All lines with the word "mDriver" in the material below are required.
BEGIN RECORDS
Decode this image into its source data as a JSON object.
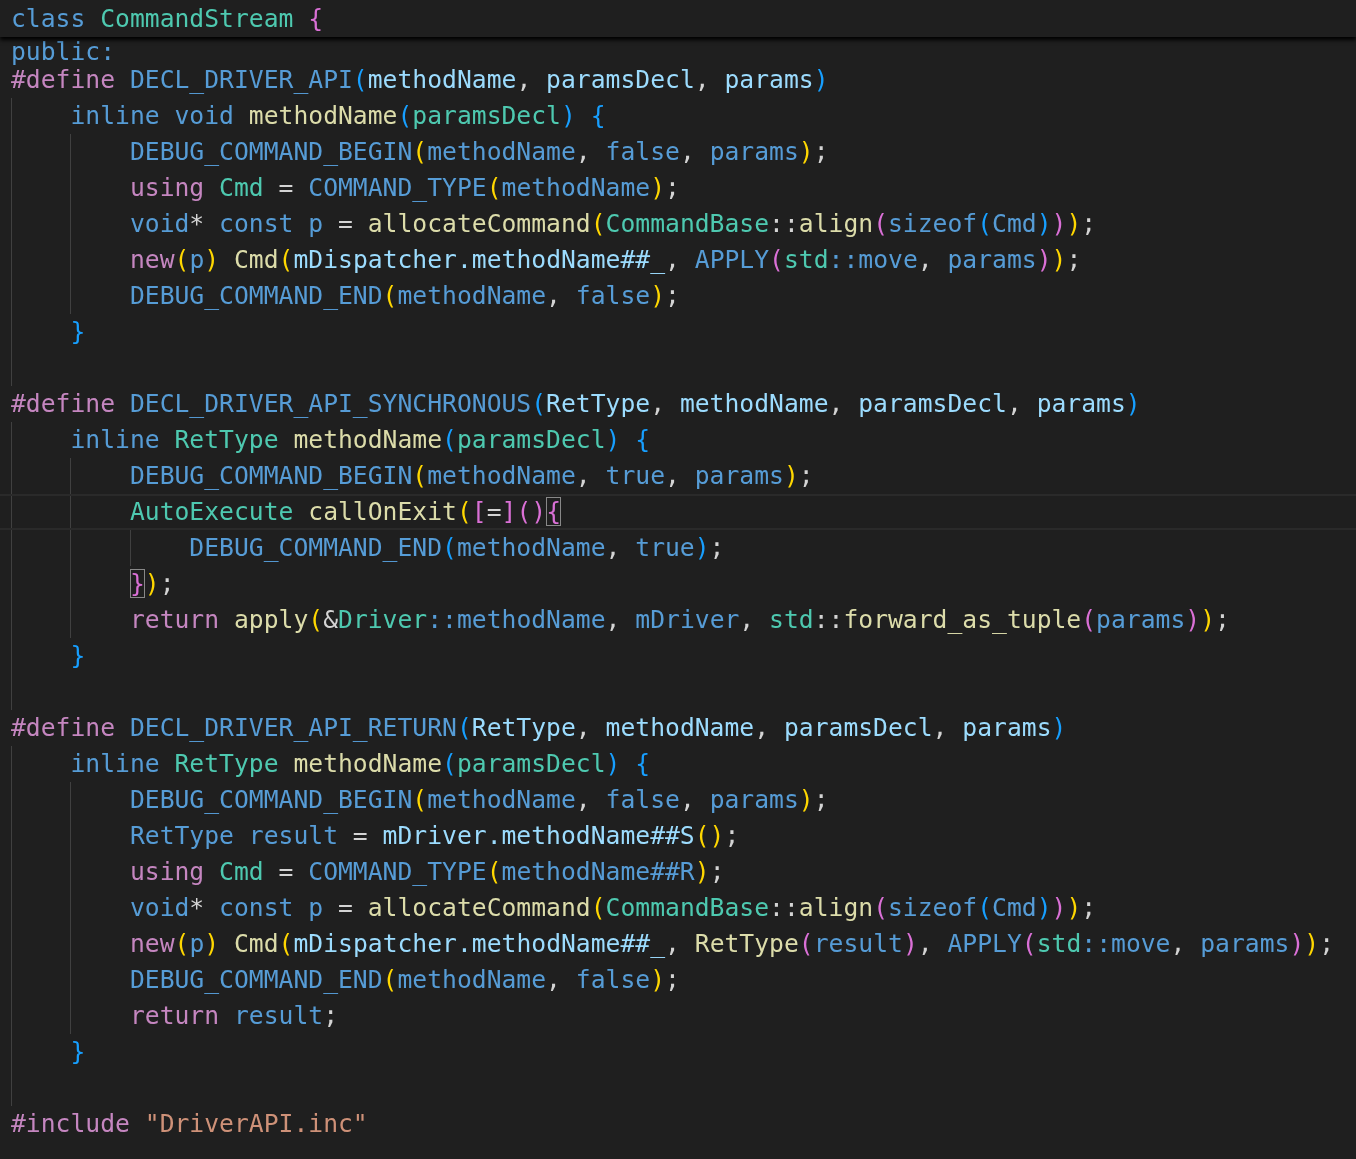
{
  "editor": {
    "sticky_line": {
      "tokens": [
        {
          "text": "class",
          "kind": "kw"
        },
        {
          "text": " CommandStream",
          "kind": "type"
        },
        {
          "text": " {",
          "kind": "b2"
        }
      ]
    },
    "partial_line": {
      "tokens": [
        {
          "text": "public:",
          "kind": "kw"
        }
      ]
    },
    "lines": [
      {
        "kind": "code",
        "tokens": [
          {
            "text": "#define",
            "kind": "ctl"
          },
          {
            "text": " DECL_DRIVER_API",
            "kind": "kw"
          },
          {
            "text": "(",
            "kind": "b3"
          },
          {
            "text": "methodName",
            "kind": "var"
          },
          {
            "text": ", ",
            "kind": "op"
          },
          {
            "text": "paramsDecl",
            "kind": "var"
          },
          {
            "text": ", ",
            "kind": "op"
          },
          {
            "text": "params",
            "kind": "var"
          },
          {
            "text": ")",
            "kind": "b3"
          }
        ]
      },
      {
        "kind": "code",
        "tokens": [
          {
            "text": "    inline void",
            "kind": "kw"
          },
          {
            "text": " methodName",
            "kind": "fn"
          },
          {
            "text": "(",
            "kind": "b3"
          },
          {
            "text": "paramsDecl",
            "kind": "type"
          },
          {
            "text": ")",
            "kind": "b3"
          },
          {
            "text": " {",
            "kind": "b3"
          }
        ]
      },
      {
        "kind": "code",
        "tokens": [
          {
            "text": "        DEBUG_COMMAND_BEGIN",
            "kind": "kw"
          },
          {
            "text": "(",
            "kind": "b1"
          },
          {
            "text": "methodName",
            "kind": "kw"
          },
          {
            "text": ", ",
            "kind": "op"
          },
          {
            "text": "false",
            "kind": "kw"
          },
          {
            "text": ", ",
            "kind": "op"
          },
          {
            "text": "params",
            "kind": "kw"
          },
          {
            "text": ")",
            "kind": "b1"
          },
          {
            "text": ";",
            "kind": "op"
          }
        ]
      },
      {
        "kind": "code",
        "tokens": [
          {
            "text": "        using",
            "kind": "ctl"
          },
          {
            "text": " Cmd",
            "kind": "type"
          },
          {
            "text": " = ",
            "kind": "op"
          },
          {
            "text": "COMMAND_TYPE",
            "kind": "kw"
          },
          {
            "text": "(",
            "kind": "b1"
          },
          {
            "text": "methodName",
            "kind": "kw"
          },
          {
            "text": ")",
            "kind": "b1"
          },
          {
            "text": ";",
            "kind": "op"
          }
        ]
      },
      {
        "kind": "code",
        "tokens": [
          {
            "text": "        void",
            "kind": "kw"
          },
          {
            "text": "* ",
            "kind": "op"
          },
          {
            "text": "const p",
            "kind": "kw"
          },
          {
            "text": " = ",
            "kind": "op"
          },
          {
            "text": "allocateCommand",
            "kind": "fn"
          },
          {
            "text": "(",
            "kind": "b1"
          },
          {
            "text": "CommandBase",
            "kind": "type"
          },
          {
            "text": "::",
            "kind": "op"
          },
          {
            "text": "align",
            "kind": "fn"
          },
          {
            "text": "(",
            "kind": "b2"
          },
          {
            "text": "sizeof",
            "kind": "kw"
          },
          {
            "text": "(",
            "kind": "b3"
          },
          {
            "text": "Cmd",
            "kind": "kw"
          },
          {
            "text": ")",
            "kind": "b3"
          },
          {
            "text": ")",
            "kind": "b2"
          },
          {
            "text": ")",
            "kind": "b1"
          },
          {
            "text": ";",
            "kind": "op"
          }
        ]
      },
      {
        "kind": "code",
        "tokens": [
          {
            "text": "        new",
            "kind": "ctl"
          },
          {
            "text": "(",
            "kind": "b1"
          },
          {
            "text": "p",
            "kind": "kw"
          },
          {
            "text": ")",
            "kind": "b1"
          },
          {
            "text": " Cmd",
            "kind": "fn"
          },
          {
            "text": "(",
            "kind": "b1"
          },
          {
            "text": "mDispatcher.methodName##_",
            "kind": "var"
          },
          {
            "text": ", ",
            "kind": "op"
          },
          {
            "text": "APPLY",
            "kind": "kw"
          },
          {
            "text": "(",
            "kind": "b2"
          },
          {
            "text": "std",
            "kind": "type"
          },
          {
            "text": "::move",
            "kind": "kw"
          },
          {
            "text": ", ",
            "kind": "op"
          },
          {
            "text": "params",
            "kind": "kw"
          },
          {
            "text": ")",
            "kind": "b2"
          },
          {
            "text": ")",
            "kind": "b1"
          },
          {
            "text": ";",
            "kind": "op"
          }
        ]
      },
      {
        "kind": "code",
        "tokens": [
          {
            "text": "        DEBUG_COMMAND_END",
            "kind": "kw"
          },
          {
            "text": "(",
            "kind": "b1"
          },
          {
            "text": "methodName",
            "kind": "kw"
          },
          {
            "text": ", ",
            "kind": "op"
          },
          {
            "text": "false",
            "kind": "kw"
          },
          {
            "text": ")",
            "kind": "b1"
          },
          {
            "text": ";",
            "kind": "op"
          }
        ]
      },
      {
        "kind": "code",
        "tokens": [
          {
            "text": "    }",
            "kind": "b3"
          }
        ]
      },
      {
        "kind": "blank"
      },
      {
        "kind": "code",
        "tokens": [
          {
            "text": "#define",
            "kind": "ctl"
          },
          {
            "text": " DECL_DRIVER_API_SYNCHRONOUS",
            "kind": "kw"
          },
          {
            "text": "(",
            "kind": "b3"
          },
          {
            "text": "RetType",
            "kind": "var"
          },
          {
            "text": ", ",
            "kind": "op"
          },
          {
            "text": "methodName",
            "kind": "var"
          },
          {
            "text": ", ",
            "kind": "op"
          },
          {
            "text": "paramsDecl",
            "kind": "var"
          },
          {
            "text": ", ",
            "kind": "op"
          },
          {
            "text": "params",
            "kind": "var"
          },
          {
            "text": ")",
            "kind": "b3"
          }
        ]
      },
      {
        "kind": "code",
        "tokens": [
          {
            "text": "    inline",
            "kind": "kw"
          },
          {
            "text": " RetType",
            "kind": "type"
          },
          {
            "text": " methodName",
            "kind": "fn"
          },
          {
            "text": "(",
            "kind": "b3"
          },
          {
            "text": "paramsDecl",
            "kind": "type"
          },
          {
            "text": ")",
            "kind": "b3"
          },
          {
            "text": " {",
            "kind": "b3"
          }
        ]
      },
      {
        "kind": "code",
        "tokens": [
          {
            "text": "        DEBUG_COMMAND_BEGIN",
            "kind": "kw"
          },
          {
            "text": "(",
            "kind": "b1"
          },
          {
            "text": "methodName",
            "kind": "kw"
          },
          {
            "text": ", ",
            "kind": "op"
          },
          {
            "text": "true",
            "kind": "kw"
          },
          {
            "text": ", ",
            "kind": "op"
          },
          {
            "text": "params",
            "kind": "kw"
          },
          {
            "text": ")",
            "kind": "b1"
          },
          {
            "text": ";",
            "kind": "op"
          }
        ]
      },
      {
        "kind": "code",
        "current": true,
        "tokens": [
          {
            "text": "        AutoExecute",
            "kind": "type"
          },
          {
            "text": " callOnExit",
            "kind": "fn"
          },
          {
            "text": "(",
            "kind": "b1"
          },
          {
            "text": "[",
            "kind": "b2"
          },
          {
            "text": "=",
            "kind": "op"
          },
          {
            "text": "]",
            "kind": "b2"
          },
          {
            "text": "(",
            "kind": "b2"
          },
          {
            "text": ")",
            "kind": "b2"
          },
          {
            "text": "{",
            "kind": "b2",
            "matched": true
          }
        ]
      },
      {
        "kind": "code",
        "tokens": [
          {
            "text": "            DEBUG_COMMAND_END",
            "kind": "kw"
          },
          {
            "text": "(",
            "kind": "b3"
          },
          {
            "text": "methodName",
            "kind": "kw"
          },
          {
            "text": ", ",
            "kind": "op"
          },
          {
            "text": "true",
            "kind": "kw"
          },
          {
            "text": ")",
            "kind": "b3"
          },
          {
            "text": ";",
            "kind": "op"
          }
        ]
      },
      {
        "kind": "code",
        "tokens": [
          {
            "text": "}",
            "kind": "b2",
            "matched": true
          },
          {
            "text": ")",
            "kind": "b1"
          },
          {
            "text": ";",
            "kind": "op"
          }
        ]
      },
      {
        "kind": "code",
        "tokens": [
          {
            "text": "        return",
            "kind": "ctl"
          },
          {
            "text": " apply",
            "kind": "fn"
          },
          {
            "text": "(",
            "kind": "b1"
          },
          {
            "text": "&",
            "kind": "op"
          },
          {
            "text": "Driver",
            "kind": "type"
          },
          {
            "text": "::methodName",
            "kind": "kw"
          },
          {
            "text": ", ",
            "kind": "op"
          },
          {
            "text": "mDriver",
            "kind": "kw"
          },
          {
            "text": ", ",
            "kind": "op"
          },
          {
            "text": "std",
            "kind": "type"
          },
          {
            "text": "::",
            "kind": "op"
          },
          {
            "text": "forward_as_tuple",
            "kind": "fn"
          },
          {
            "text": "(",
            "kind": "b2"
          },
          {
            "text": "params",
            "kind": "kw"
          },
          {
            "text": ")",
            "kind": "b2"
          },
          {
            "text": ")",
            "kind": "b1"
          },
          {
            "text": ";",
            "kind": "op"
          }
        ]
      },
      {
        "kind": "code",
        "tokens": [
          {
            "text": "    }",
            "kind": "b3"
          }
        ]
      },
      {
        "kind": "blank"
      },
      {
        "kind": "code",
        "tokens": [
          {
            "text": "#define",
            "kind": "ctl"
          },
          {
            "text": " DECL_DRIVER_API_RETURN",
            "kind": "kw"
          },
          {
            "text": "(",
            "kind": "b3"
          },
          {
            "text": "RetType",
            "kind": "var"
          },
          {
            "text": ", ",
            "kind": "op"
          },
          {
            "text": "methodName",
            "kind": "var"
          },
          {
            "text": ", ",
            "kind": "op"
          },
          {
            "text": "paramsDecl",
            "kind": "var"
          },
          {
            "text": ", ",
            "kind": "op"
          },
          {
            "text": "params",
            "kind": "var"
          },
          {
            "text": ")",
            "kind": "b3"
          }
        ]
      },
      {
        "kind": "code",
        "tokens": [
          {
            "text": "    inline",
            "kind": "kw"
          },
          {
            "text": " RetType",
            "kind": "type"
          },
          {
            "text": " methodName",
            "kind": "fn"
          },
          {
            "text": "(",
            "kind": "b3"
          },
          {
            "text": "paramsDecl",
            "kind": "type"
          },
          {
            "text": ")",
            "kind": "b3"
          },
          {
            "text": " {",
            "kind": "b3"
          }
        ]
      },
      {
        "kind": "code",
        "tokens": [
          {
            "text": "        DEBUG_COMMAND_BEGIN",
            "kind": "kw"
          },
          {
            "text": "(",
            "kind": "b1"
          },
          {
            "text": "methodName",
            "kind": "kw"
          },
          {
            "text": ", ",
            "kind": "op"
          },
          {
            "text": "false",
            "kind": "kw"
          },
          {
            "text": ", ",
            "kind": "op"
          },
          {
            "text": "params",
            "kind": "kw"
          },
          {
            "text": ")",
            "kind": "b1"
          },
          {
            "text": ";",
            "kind": "op"
          }
        ]
      },
      {
        "kind": "code",
        "tokens": [
          {
            "text": "        RetType result",
            "kind": "kw"
          },
          {
            "text": " = ",
            "kind": "op"
          },
          {
            "text": "mDriver.methodName##S",
            "kind": "var"
          },
          {
            "text": "(",
            "kind": "b1"
          },
          {
            "text": ")",
            "kind": "b1"
          },
          {
            "text": ";",
            "kind": "op"
          }
        ]
      },
      {
        "kind": "code",
        "tokens": [
          {
            "text": "        using",
            "kind": "ctl"
          },
          {
            "text": " Cmd",
            "kind": "type"
          },
          {
            "text": " = ",
            "kind": "op"
          },
          {
            "text": "COMMAND_TYPE",
            "kind": "kw"
          },
          {
            "text": "(",
            "kind": "b1"
          },
          {
            "text": "methodName##R",
            "kind": "kw"
          },
          {
            "text": ")",
            "kind": "b1"
          },
          {
            "text": ";",
            "kind": "op"
          }
        ]
      },
      {
        "kind": "code",
        "tokens": [
          {
            "text": "        void",
            "kind": "kw"
          },
          {
            "text": "* ",
            "kind": "op"
          },
          {
            "text": "const p",
            "kind": "kw"
          },
          {
            "text": " = ",
            "kind": "op"
          },
          {
            "text": "allocateCommand",
            "kind": "fn"
          },
          {
            "text": "(",
            "kind": "b1"
          },
          {
            "text": "CommandBase",
            "kind": "type"
          },
          {
            "text": "::",
            "kind": "op"
          },
          {
            "text": "align",
            "kind": "fn"
          },
          {
            "text": "(",
            "kind": "b2"
          },
          {
            "text": "sizeof",
            "kind": "kw"
          },
          {
            "text": "(",
            "kind": "b3"
          },
          {
            "text": "Cmd",
            "kind": "kw"
          },
          {
            "text": ")",
            "kind": "b3"
          },
          {
            "text": ")",
            "kind": "b2"
          },
          {
            "text": ")",
            "kind": "b1"
          },
          {
            "text": ";",
            "kind": "op"
          }
        ]
      },
      {
        "kind": "code",
        "tokens": [
          {
            "text": "        new",
            "kind": "ctl"
          },
          {
            "text": "(",
            "kind": "b1"
          },
          {
            "text": "p",
            "kind": "kw"
          },
          {
            "text": ")",
            "kind": "b1"
          },
          {
            "text": " Cmd",
            "kind": "fn"
          },
          {
            "text": "(",
            "kind": "b1"
          },
          {
            "text": "mDispatcher.methodName##_",
            "kind": "var"
          },
          {
            "text": ", ",
            "kind": "op"
          },
          {
            "text": "RetType",
            "kind": "fn"
          },
          {
            "text": "(",
            "kind": "b2"
          },
          {
            "text": "result",
            "kind": "kw"
          },
          {
            "text": ")",
            "kind": "b2"
          },
          {
            "text": ", ",
            "kind": "op"
          },
          {
            "text": "APPLY",
            "kind": "kw"
          },
          {
            "text": "(",
            "kind": "b2"
          },
          {
            "text": "std",
            "kind": "type"
          },
          {
            "text": "::move",
            "kind": "kw"
          },
          {
            "text": ", ",
            "kind": "op"
          },
          {
            "text": "params",
            "kind": "kw"
          },
          {
            "text": ")",
            "kind": "b2"
          },
          {
            "text": ")",
            "kind": "b1"
          },
          {
            "text": ";",
            "kind": "op"
          }
        ]
      },
      {
        "kind": "code",
        "tokens": [
          {
            "text": "        DEBUG_COMMAND_END",
            "kind": "kw"
          },
          {
            "text": "(",
            "kind": "b1"
          },
          {
            "text": "methodName",
            "kind": "kw"
          },
          {
            "text": ", ",
            "kind": "op"
          },
          {
            "text": "false",
            "kind": "kw"
          },
          {
            "text": ")",
            "kind": "b1"
          },
          {
            "text": ";",
            "kind": "op"
          }
        ]
      },
      {
        "kind": "code",
        "tokens": [
          {
            "text": "        return",
            "kind": "ctl"
          },
          {
            "text": " result",
            "kind": "kw"
          },
          {
            "text": ";",
            "kind": "op"
          }
        ]
      },
      {
        "kind": "code",
        "tokens": [
          {
            "text": "    }",
            "kind": "b3"
          }
        ]
      },
      {
        "kind": "blank"
      },
      {
        "kind": "code",
        "tokens": [
          {
            "text": "#include",
            "kind": "ctl"
          },
          {
            "text": " \"DriverAPI.inc\"",
            "kind": "str"
          }
        ]
      }
    ]
  }
}
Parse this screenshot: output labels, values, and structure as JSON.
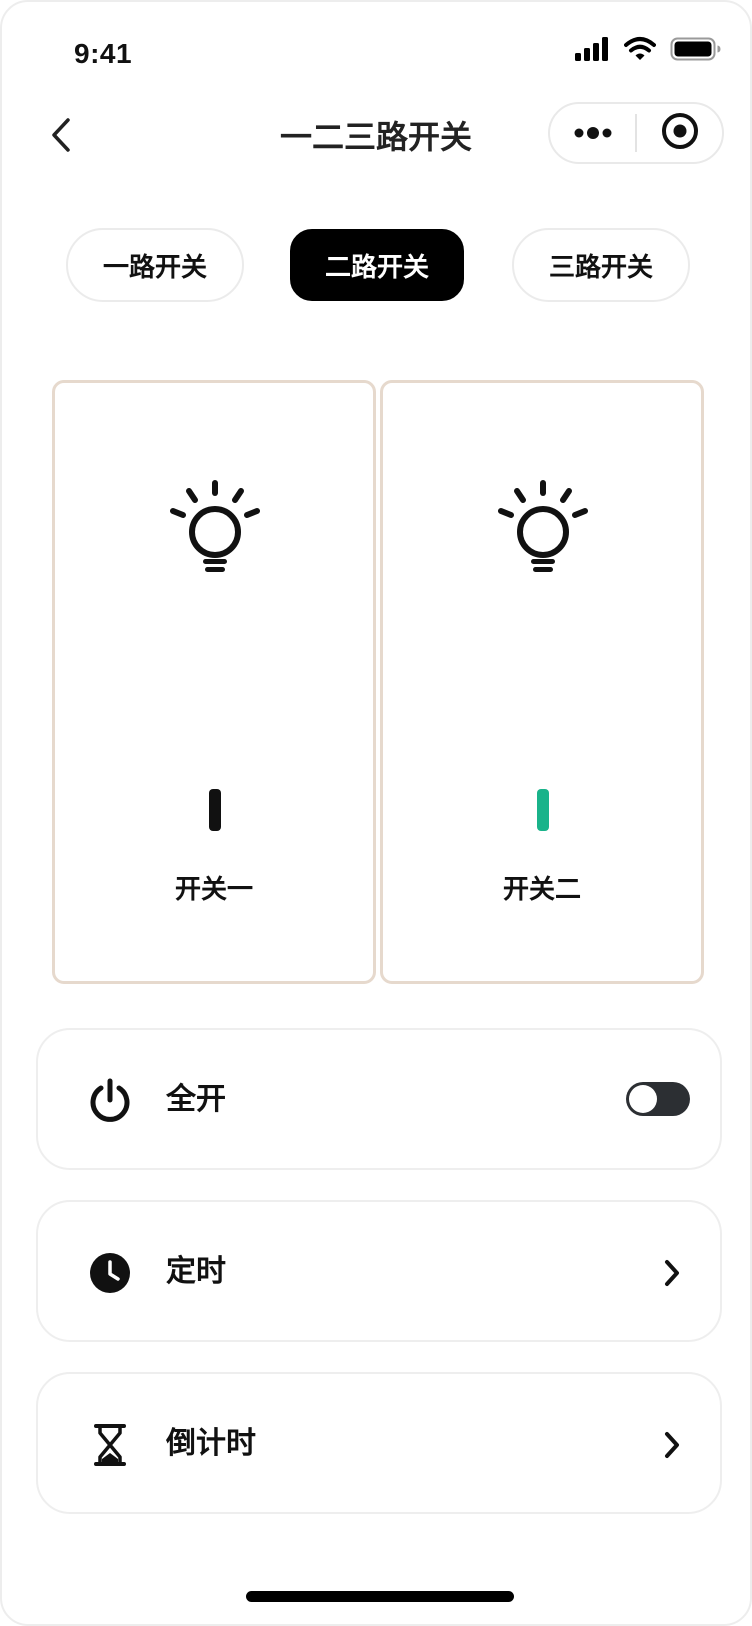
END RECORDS
OUTPUT OF THE TASK
            "text": "mDriver",
            "text": "mDriver.methodName##S",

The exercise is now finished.